Problem statement:
A word-for-word copy of the entries, with the images left out, is what you should write.

[Records contained in a dataset]
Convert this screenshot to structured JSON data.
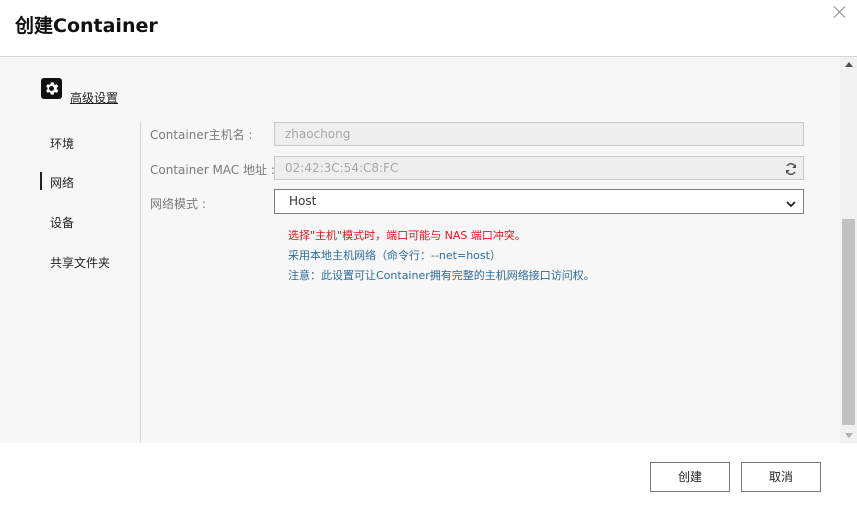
{
  "dialog": {
    "title": "创建Container"
  },
  "section": {
    "title": "高级设置",
    "icon": "gear-icon"
  },
  "nav": {
    "items": [
      {
        "label": "环境"
      },
      {
        "label": "网络"
      },
      {
        "label": "设备"
      },
      {
        "label": "共享文件夹"
      }
    ],
    "active": "网络"
  },
  "form": {
    "hostname": {
      "label": "Container主机名 :",
      "value": "zhaochong"
    },
    "mac": {
      "label": "Container MAC 地址 :",
      "value": "02:42:3C:54:C8:FC"
    },
    "network_mode": {
      "label": "网络模式 :",
      "value": "Host"
    }
  },
  "notes": {
    "warning": "选择\"主机\"模式时，端口可能与 NAS 端口冲突。",
    "info1": "采用本地主机网络（命令行：--net=host）",
    "info2": "注意：此设置可让Container拥有完整的主机网络接口访问权。"
  },
  "buttons": {
    "create": "创建",
    "cancel": "取消"
  },
  "colors": {
    "warning": "#e0151b",
    "info": "#2d6c9b",
    "panel_bg": "#f7f7f7"
  }
}
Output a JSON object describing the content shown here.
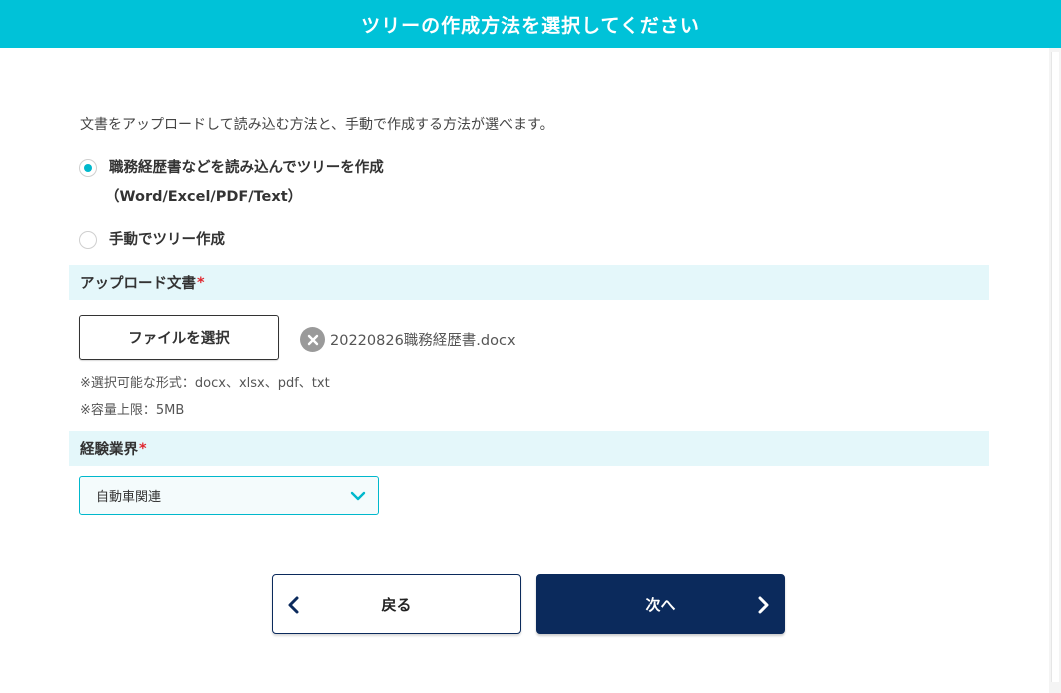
{
  "header": {
    "title": "ツリーの作成方法を選択してください"
  },
  "description": "文書をアップロードして読み込む方法と、手動で作成する方法が選べます。",
  "method_options": [
    {
      "label": "職務経歴書などを読み込んでツリーを作成",
      "sublabel": "（Word/Excel/PDF/Text）",
      "selected": true
    },
    {
      "label": "手動でツリー作成",
      "selected": false
    }
  ],
  "upload_section": {
    "label": "アップロード文書",
    "required_mark": "*",
    "file_button_label": "ファイルを選択",
    "file_name": "20220826職務経歴書.docx",
    "note_formats": "※選択可能な形式：docx、xlsx、pdf、txt",
    "note_size": "※容量上限：5MB"
  },
  "industry_section": {
    "label": "経験業界",
    "required_mark": "*",
    "selected_value": "自動車関連"
  },
  "navigation": {
    "back_label": "戻る",
    "next_label": "次へ"
  },
  "colors": {
    "header_bg": "#00c2d8",
    "accent": "#00b8cc",
    "section_bg": "#e4f7fa",
    "primary_button": "#0b2a5c",
    "required": "#e0262e"
  }
}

Task answer:
Convert this screenshot to structured JSON data.
{
  "dialog": {
    "title": "创建Container"
  },
  "section": {
    "title": "高级设置",
    "icon": "gear-icon"
  },
  "nav": {
    "items": [
      {
        "label": "环境"
      },
      {
        "label": "网络"
      },
      {
        "label": "设备"
      },
      {
        "label": "共享文件夹"
      }
    ],
    "active": "网络"
  },
  "form": {
    "hostname": {
      "label": "Container主机名 :",
      "value": "zhaochong"
    },
    "mac": {
      "label": "Container MAC 地址 :",
      "value": "02:42:3C:54:C8:FC"
    },
    "network_mode": {
      "label": "网络模式 :",
      "value": "Host"
    }
  },
  "notes": {
    "warning": "选择\"主机\"模式时，端口可能与 NAS 端口冲突。",
    "info1": "采用本地主机网络（命令行：--net=host）",
    "info2": "注意：此设置可让Container拥有完整的主机网络接口访问权。"
  },
  "buttons": {
    "create": "创建",
    "cancel": "取消"
  },
  "colors": {
    "warning": "#e0151b",
    "info": "#2d6c9b",
    "panel_bg": "#f7f7f7"
  }
}
Output a JSON object describing the content shown here.
{
  "header": {
    "title": "ツリーの作成方法を選択してください"
  },
  "description": "文書をアップロードして読み込む方法と、手動で作成する方法が選べます。",
  "method_options": [
    {
      "label": "職務経歴書などを読み込んでツリーを作成",
      "sublabel": "（Word/Excel/PDF/Text）",
      "selected": true
    },
    {
      "label": "手動でツリー作成",
      "selected": false
    }
  ],
  "upload_section": {
    "label": "アップロード文書",
    "required_mark": "*",
    "file_button_label": "ファイルを選択",
    "file_name": "20220826職務経歴書.docx",
    "note_formats": "※選択可能な形式：docx、xlsx、pdf、txt",
    "note_size": "※容量上限：5MB"
  },
  "industry_section": {
    "label": "経験業界",
    "required_mark": "*",
    "selected_value": "自動車関連"
  },
  "navigation": {
    "back_label": "戻る",
    "next_label": "次へ"
  },
  "colors": {
    "header_bg": "#00c2d8",
    "accent": "#00b8cc",
    "section_bg": "#e4f7fa",
    "primary_button": "#0b2a5c",
    "required": "#e0262e"
  }
}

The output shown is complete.